WHAT IS NEEDED: An exact restatement of the records below is expected.

/---

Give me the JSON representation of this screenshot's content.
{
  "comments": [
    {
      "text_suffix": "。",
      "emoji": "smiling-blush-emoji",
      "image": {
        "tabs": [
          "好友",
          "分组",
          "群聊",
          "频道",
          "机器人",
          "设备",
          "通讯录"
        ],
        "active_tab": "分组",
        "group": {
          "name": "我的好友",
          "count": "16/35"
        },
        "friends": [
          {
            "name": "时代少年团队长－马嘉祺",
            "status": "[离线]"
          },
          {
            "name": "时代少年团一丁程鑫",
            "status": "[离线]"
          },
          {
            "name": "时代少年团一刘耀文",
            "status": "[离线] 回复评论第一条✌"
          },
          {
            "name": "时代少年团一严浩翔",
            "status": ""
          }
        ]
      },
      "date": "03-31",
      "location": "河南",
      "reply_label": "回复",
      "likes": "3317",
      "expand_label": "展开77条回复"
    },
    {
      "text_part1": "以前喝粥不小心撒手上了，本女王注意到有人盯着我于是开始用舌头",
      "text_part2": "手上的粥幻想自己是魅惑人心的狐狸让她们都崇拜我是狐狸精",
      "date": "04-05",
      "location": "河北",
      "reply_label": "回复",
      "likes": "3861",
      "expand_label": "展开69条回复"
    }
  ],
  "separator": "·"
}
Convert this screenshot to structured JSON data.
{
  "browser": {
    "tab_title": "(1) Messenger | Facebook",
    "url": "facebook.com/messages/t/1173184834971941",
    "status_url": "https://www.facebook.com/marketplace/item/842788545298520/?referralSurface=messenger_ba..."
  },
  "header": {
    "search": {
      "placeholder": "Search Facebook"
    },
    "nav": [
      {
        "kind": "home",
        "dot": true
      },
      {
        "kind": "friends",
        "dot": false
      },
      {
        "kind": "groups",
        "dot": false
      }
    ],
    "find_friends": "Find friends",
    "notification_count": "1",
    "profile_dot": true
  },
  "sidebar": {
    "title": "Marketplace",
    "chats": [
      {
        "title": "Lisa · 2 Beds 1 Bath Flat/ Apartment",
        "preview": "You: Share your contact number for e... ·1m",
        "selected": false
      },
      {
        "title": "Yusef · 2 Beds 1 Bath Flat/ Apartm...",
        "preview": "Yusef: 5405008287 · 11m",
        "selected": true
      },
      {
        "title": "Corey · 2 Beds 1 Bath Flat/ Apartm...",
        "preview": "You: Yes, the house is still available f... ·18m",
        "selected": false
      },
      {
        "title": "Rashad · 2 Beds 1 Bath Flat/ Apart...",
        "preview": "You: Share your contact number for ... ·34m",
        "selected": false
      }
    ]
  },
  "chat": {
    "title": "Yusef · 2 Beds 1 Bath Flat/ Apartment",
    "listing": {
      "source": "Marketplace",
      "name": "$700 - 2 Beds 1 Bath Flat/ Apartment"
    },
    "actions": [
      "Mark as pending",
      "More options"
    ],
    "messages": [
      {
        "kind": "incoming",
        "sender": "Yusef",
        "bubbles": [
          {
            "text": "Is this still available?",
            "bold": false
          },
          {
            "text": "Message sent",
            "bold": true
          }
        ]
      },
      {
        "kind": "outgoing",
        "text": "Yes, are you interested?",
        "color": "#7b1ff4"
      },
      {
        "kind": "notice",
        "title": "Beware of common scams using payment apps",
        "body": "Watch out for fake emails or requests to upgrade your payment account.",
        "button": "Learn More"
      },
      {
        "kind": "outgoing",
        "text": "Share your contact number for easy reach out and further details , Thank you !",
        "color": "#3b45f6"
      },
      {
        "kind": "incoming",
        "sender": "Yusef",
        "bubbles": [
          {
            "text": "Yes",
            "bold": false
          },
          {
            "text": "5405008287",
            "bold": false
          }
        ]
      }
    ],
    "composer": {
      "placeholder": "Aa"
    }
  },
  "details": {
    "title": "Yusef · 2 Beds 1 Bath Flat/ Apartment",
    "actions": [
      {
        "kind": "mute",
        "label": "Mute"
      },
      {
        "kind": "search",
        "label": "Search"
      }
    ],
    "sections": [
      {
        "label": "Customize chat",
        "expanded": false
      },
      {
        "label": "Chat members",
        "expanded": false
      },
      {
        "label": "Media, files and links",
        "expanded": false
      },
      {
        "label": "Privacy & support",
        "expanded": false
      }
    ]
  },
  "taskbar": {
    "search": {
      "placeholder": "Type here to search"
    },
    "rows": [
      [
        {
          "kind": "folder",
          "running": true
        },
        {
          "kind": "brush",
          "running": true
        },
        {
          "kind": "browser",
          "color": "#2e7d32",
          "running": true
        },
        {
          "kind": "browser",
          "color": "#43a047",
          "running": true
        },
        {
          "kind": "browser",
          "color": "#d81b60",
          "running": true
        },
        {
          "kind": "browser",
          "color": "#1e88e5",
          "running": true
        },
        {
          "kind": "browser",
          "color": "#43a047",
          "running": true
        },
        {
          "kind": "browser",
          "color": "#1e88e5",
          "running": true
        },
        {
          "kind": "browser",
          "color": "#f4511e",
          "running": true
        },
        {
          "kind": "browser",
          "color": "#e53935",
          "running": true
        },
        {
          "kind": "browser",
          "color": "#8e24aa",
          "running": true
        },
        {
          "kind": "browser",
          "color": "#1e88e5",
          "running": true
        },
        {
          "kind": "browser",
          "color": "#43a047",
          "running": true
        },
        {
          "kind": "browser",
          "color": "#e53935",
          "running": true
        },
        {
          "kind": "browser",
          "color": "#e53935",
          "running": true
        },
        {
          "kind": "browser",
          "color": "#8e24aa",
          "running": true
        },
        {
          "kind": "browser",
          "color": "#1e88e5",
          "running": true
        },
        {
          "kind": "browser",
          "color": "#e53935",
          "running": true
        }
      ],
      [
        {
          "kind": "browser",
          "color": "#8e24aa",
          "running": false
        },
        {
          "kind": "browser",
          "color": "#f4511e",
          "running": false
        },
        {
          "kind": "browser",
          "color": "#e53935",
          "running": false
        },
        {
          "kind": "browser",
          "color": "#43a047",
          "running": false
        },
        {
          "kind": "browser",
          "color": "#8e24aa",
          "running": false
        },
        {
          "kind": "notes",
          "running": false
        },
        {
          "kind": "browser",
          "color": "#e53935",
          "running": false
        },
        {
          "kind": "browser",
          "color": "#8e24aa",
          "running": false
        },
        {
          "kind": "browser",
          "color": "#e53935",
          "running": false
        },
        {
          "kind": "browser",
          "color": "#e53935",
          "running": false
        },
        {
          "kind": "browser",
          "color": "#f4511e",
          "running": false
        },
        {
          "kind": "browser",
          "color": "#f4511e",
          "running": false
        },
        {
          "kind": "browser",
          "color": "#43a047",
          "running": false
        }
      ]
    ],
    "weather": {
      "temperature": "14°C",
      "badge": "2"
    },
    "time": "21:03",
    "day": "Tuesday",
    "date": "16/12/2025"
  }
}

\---

SOLUTION FOR THIS TASK:
Give me the JSON representation of this screenshot's content.
{
  "comments": [
    {
      "text_suffix": "。",
      "emoji": "smiling-blush-emoji",
      "image": {
        "tabs": [
          "好友",
          "分组",
          "群聊",
          "频道",
          "机器人",
          "设备",
          "通讯录"
        ],
        "active_tab": "分组",
        "group": {
          "name": "我的好友",
          "count": "16/35"
        },
        "friends": [
          {
            "name": "时代少年团队长－马嘉祺",
            "status": "[离线]"
          },
          {
            "name": "时代少年团一丁程鑫",
            "status": "[离线]"
          },
          {
            "name": "时代少年团一刘耀文",
            "status": "[离线] 回复评论第一条✌"
          },
          {
            "name": "时代少年团一严浩翔",
            "status": ""
          }
        ]
      },
      "date": "03-31",
      "location": "河南",
      "reply_label": "回复",
      "likes": "3317",
      "expand_label": "展开77条回复"
    },
    {
      "text_part1": "以前喝粥不小心撒手上了，本女王注意到有人盯着我于是开始用舌头",
      "text_part2": "手上的粥幻想自己是魅惑人心的狐狸让她们都崇拜我是狐狸精",
      "date": "04-05",
      "location": "河北",
      "reply_label": "回复",
      "likes": "3861",
      "expand_label": "展开69条回复"
    }
  ],
  "separator": "·"
}
Convert this screenshot to structured JSON data.
{
  "browser": {
    "tab_title": "(1) Messenger | Facebook",
    "url": "facebook.com/messages/t/1173184834971941",
    "status_url": "https://www.facebook.com/marketplace/item/842788545298520/?referralSurface=messenger_ba..."
  },
  "header": {
    "search": {
      "placeholder": "Search Facebook"
    },
    "nav": [
      {
        "kind": "home",
        "dot": true
      },
      {
        "kind": "friends",
        "dot": false
      },
      {
        "kind": "groups",
        "dot": false
      }
    ],
    "find_friends": "Find friends",
    "notification_count": "1",
    "profile_dot": true
  },
  "sidebar": {
    "title": "Marketplace",
    "chats": [
      {
        "title": "Lisa · 2 Beds 1 Bath Flat/ Apartment",
        "preview": "You: Share your contact number for e... ·1m",
        "selected": false
      },
      {
        "title": "Yusef · 2 Beds 1 Bath Flat/ Apartm...",
        "preview": "Yusef: 5405008287 · 11m",
        "selected": true
      },
      {
        "title": "Corey · 2 Beds 1 Bath Flat/ Apartm...",
        "preview": "You: Yes, the house is still available f... ·18m",
        "selected": false
      },
      {
        "title": "Rashad · 2 Beds 1 Bath Flat/ Apart...",
        "preview": "You: Share your contact number for ... ·34m",
        "selected": false
      }
    ]
  },
  "chat": {
    "title": "Yusef · 2 Beds 1 Bath Flat/ Apartment",
    "listing": {
      "source": "Marketplace",
      "name": "$700 - 2 Beds 1 Bath Flat/ Apartment"
    },
    "actions": [
      "Mark as pending",
      "More options"
    ],
    "messages": [
      {
        "kind": "incoming",
        "sender": "Yusef",
        "bubbles": [
          {
            "text": "Is this still available?",
            "bold": false
          },
          {
            "text": "Message sent",
            "bold": true
          }
        ]
      },
      {
        "kind": "outgoing",
        "text": "Yes, are you interested?",
        "color": "#7b1ff4"
      },
      {
        "kind": "notice",
        "title": "Beware of common scams using payment apps",
        "body": "Watch out for fake emails or requests to upgrade your payment account.",
        "button": "Learn More"
      },
      {
        "kind": "outgoing",
        "text": "Share your contact number for easy reach out and further details , Thank you !",
        "color": "#3b45f6"
      },
      {
        "kind": "incoming",
        "sender": "Yusef",
        "bubbles": [
          {
            "text": "Yes",
            "bold": false
          },
          {
            "text": "5405008287",
            "bold": false
          }
        ]
      }
    ],
    "composer": {
      "placeholder": "Aa"
    }
  },
  "details": {
    "title": "Yusef · 2 Beds 1 Bath Flat/ Apartment",
    "actions": [
      {
        "kind": "mute",
        "label": "Mute"
      },
      {
        "kind": "search",
        "label": "Search"
      }
    ],
    "sections": [
      {
        "label": "Customize chat",
        "expanded": false
      },
      {
        "label": "Chat members",
        "expanded": false
      },
      {
        "label": "Media, files and links",
        "expanded": false
      },
      {
        "label": "Privacy & support",
        "expanded": false
      }
    ]
  },
  "taskbar": {
    "search": {
      "placeholder": "Type here to search"
    },
    "rows": [
      [
        {
          "kind": "folder",
          "running": true
        },
        {
          "kind": "brush",
          "running": true
        },
        {
          "kind": "browser",
          "color": "#2e7d32",
          "running": true
        },
        {
          "kind": "browser",
          "color": "#43a047",
          "running": true
        },
        {
          "kind": "browser",
          "color": "#d81b60",
          "running": true
        },
        {
          "kind": "browser",
          "color": "#1e88e5",
          "running": true
        },
        {
          "kind": "browser",
          "color": "#43a047",
          "running": true
        },
        {
          "kind": "browser",
          "color": "#1e88e5",
          "running": true
        },
        {
          "kind": "browser",
          "color": "#f4511e",
          "running": true
        },
        {
          "kind": "browser",
          "color": "#e53935",
          "running": true
        },
        {
          "kind": "browser",
          "color": "#8e24aa",
          "running": true
        },
        {
          "kind": "browser",
          "color": "#1e88e5",
          "running": true
        },
        {
          "kind": "browser",
          "color": "#43a047",
          "running": true
        },
        {
          "kind": "browser",
          "color": "#e53935",
          "running": true
        },
        {
          "kind": "browser",
          "color": "#e53935",
          "running": true
        },
        {
          "kind": "browser",
          "color": "#8e24aa",
          "running": true
        },
        {
          "kind": "browser",
          "color": "#1e88e5",
          "running": true
        },
        {
          "kind": "browser",
          "color": "#e53935",
          "running": true
        }
      ],
      [
        {
          "kind": "browser",
          "color": "#8e24aa",
          "running": false
        },
        {
          "kind": "browser",
          "color": "#f4511e",
          "running": false
        },
        {
          "kind": "browser",
          "color": "#e53935",
          "running": false
        },
        {
          "kind": "browser",
          "color": "#43a047",
          "running": false
        },
        {
          "kind": "browser",
          "color": "#8e24aa",
          "running": false
        },
        {
          "kind": "notes",
          "running": false
        },
        {
          "kind": "browser",
          "color": "#e53935",
          "running": false
        },
        {
          "kind": "browser",
          "color": "#8e24aa",
          "running": false
        },
        {
          "kind": "browser",
          "color": "#e53935",
          "running": false
        },
        {
          "kind": "browser",
          "color": "#e53935",
          "running": false
        },
        {
          "kind": "browser",
          "color": "#f4511e",
          "running": false
        },
        {
          "kind": "browser",
          "color": "#f4511e",
          "running": false
        },
        {
          "kind": "browser",
          "color": "#43a047",
          "running": false
        }
      ]
    ],
    "weather": {
      "temperature": "14°C",
      "badge": "2"
    },
    "time": "21:03",
    "day": "Tuesday",
    "date": "16/12/2025"
  }
}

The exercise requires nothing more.